Foreclose This: There’s More Than Robo Signatures To Blame For The Ongoing Foreclosure Scandal
by Danny Schechter
October 11, 2010
The other day, during an interview on Al Jazeera, I was asked if I was frustrated because my warnings and worries about the financial meltdown and foreclosure crisis, first aired in 2006, have been ignored so long.
The excruciating lesson I learned is that it takes time for a problem to turn into an issue and, then, an issue to get attention, to move from the business section to the news section, from the back of the paper to page one. It is always hard to predict which story will grab the attention of a news media that has not paid sufficient attention to these issues for years. What connect for editors are usually a small matter and a symbolic one, a story that’s not just new but dripping with the appearance of injustice or hypocrisy?
Once some truth slips through the cracks, a flood threatens like the toxic sludge undoing parts of Hungary.
The fact that millions of Americans were having their homes foreclosed on by a shadowy industry agency using robo signature machines without reviewing the details of the alleged default has become the scandal dujure. Committing this fraud is the Mortgages Electronic Registration System, (MERS) the company the big banks hired to do their dirty work with the appearance of computer-driven semi-official efficiency.
As they churned out and executed foreclosures (while making more than a pretty penny in the process,) they, in effect, executed homeowners with the sanction and support of kangaroo courts.
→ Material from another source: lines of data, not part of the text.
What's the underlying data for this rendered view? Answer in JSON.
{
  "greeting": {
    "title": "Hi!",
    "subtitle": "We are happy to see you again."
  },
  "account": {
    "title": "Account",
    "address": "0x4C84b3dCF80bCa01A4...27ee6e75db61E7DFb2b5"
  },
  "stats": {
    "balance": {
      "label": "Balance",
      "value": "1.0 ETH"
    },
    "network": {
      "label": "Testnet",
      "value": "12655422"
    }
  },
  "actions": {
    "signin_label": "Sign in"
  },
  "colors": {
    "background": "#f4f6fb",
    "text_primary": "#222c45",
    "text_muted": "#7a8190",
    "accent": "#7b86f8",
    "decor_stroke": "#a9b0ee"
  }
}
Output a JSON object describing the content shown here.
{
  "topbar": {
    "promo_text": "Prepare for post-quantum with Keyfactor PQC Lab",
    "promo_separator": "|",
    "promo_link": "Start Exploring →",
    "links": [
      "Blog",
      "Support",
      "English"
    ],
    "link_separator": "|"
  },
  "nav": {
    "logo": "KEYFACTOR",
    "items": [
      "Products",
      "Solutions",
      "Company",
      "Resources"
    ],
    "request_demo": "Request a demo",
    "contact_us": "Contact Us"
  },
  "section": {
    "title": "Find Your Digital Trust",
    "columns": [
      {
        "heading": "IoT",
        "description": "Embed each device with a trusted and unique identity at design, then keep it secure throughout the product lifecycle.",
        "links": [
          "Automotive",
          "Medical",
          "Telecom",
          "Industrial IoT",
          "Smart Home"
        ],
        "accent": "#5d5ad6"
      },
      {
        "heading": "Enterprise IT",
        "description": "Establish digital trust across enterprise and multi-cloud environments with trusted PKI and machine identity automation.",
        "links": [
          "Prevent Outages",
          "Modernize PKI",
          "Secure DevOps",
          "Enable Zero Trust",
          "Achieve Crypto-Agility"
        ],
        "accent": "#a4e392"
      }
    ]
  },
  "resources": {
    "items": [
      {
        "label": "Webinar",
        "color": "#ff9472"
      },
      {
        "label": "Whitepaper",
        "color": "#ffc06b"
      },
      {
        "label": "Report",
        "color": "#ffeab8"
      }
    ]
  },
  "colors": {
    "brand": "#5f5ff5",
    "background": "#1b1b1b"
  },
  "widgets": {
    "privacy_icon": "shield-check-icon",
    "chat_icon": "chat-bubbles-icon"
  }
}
As soon as the Judges received their impeccably prepared documents—like Bernie Madoff’s meticulously written monthly statements fooling his investors—the orders went out to throw the deadbeats out.
One day, and for a quick second, your home sweet homes’ fate is in court before some Judge that has received contributions from the industry, and, the next, the sheriff is outside your door with a goon squad to move your stuff into the street. It has been a cruel, stealth and systematic process.
Explains Naked Capitalism:
“banks have become so powerful in Florida that they have managed to get what amount to kangaroo foreclosure courts created. Not surprisingly, the assembly line imitation of justice railroads borrowers, and prevents legitimate grievances from being heard.
It turns out that banks in that state are so confident of their above the law status that they’ve also taken to casually changing the locks on and entering homes they don’t own, meaning haven’t foreclosed upon. This has become sufficiently common that the local press has taken notice.”